Mortgage rates are not the same as in the residential market - lenders consider buy to let, whether business or consumer, a greater risk a greater risk and demand a greater return, so their buy to let rates can be up to one percentage point higher than residential rates. The deposit required for buy to let mortgages is also higher. Most lenders ask for at least 20% of the value of the property, and this can rise to 50% on properties valued at £1 million or over.
You will also have to pay for the survey and legal fees, as with any property purchase.
There may also be service charges to consider in a leasehold property. If you plan to let furnished, you will have to allow for the cost of buying reasonable quality basics - strict fire regulations prevent you using cheap second-hand furniture.
If you plan to use a letting agent, you will have to factor in that cost as well - fees can be between 15 and 20% of the rent.

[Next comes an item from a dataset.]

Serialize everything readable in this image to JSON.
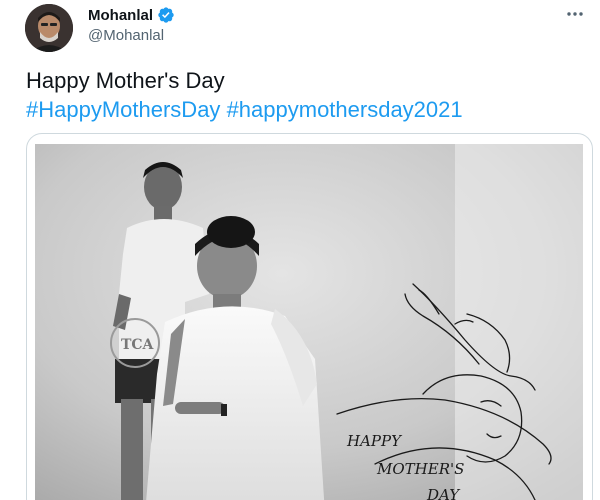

Don't forget to add on the cost of insurance - not just for buildings and contents, but also against loss of rental income if the property stands empty, possible damage by tenants or for legal fees if you need to evict a tenant.

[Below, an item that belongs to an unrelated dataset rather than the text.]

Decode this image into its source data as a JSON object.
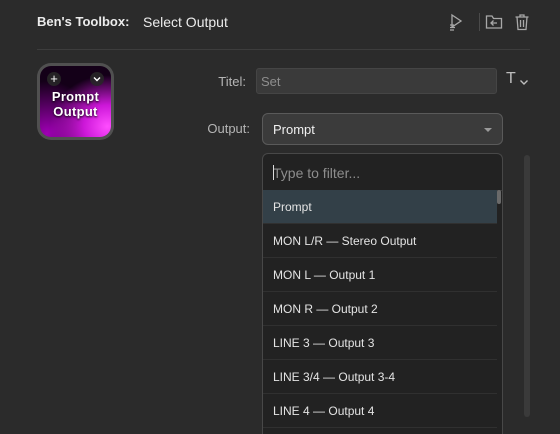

Any rise in the value of a rental property, unlike your home, is liable for capital gains tax. Each individual is allowed an annual exempt amount of £11,100 per annum (you should check these allowances at HM Revenue and Customs as they change each year, these figures are correct for 2016-17). This constitutes your total Capital Gains Tax allowance for the tax year and assumes that you have not used up the allowance on other capital gains.
However, you will be able to set some of the maintenance and running costs off against tax. Mortgage interest payments of buy to let properties, for example, can be set against rental income.
John Charcol is unable to provide specific tax advice. We strongly recommed that you seek tax advice from an appropriate person.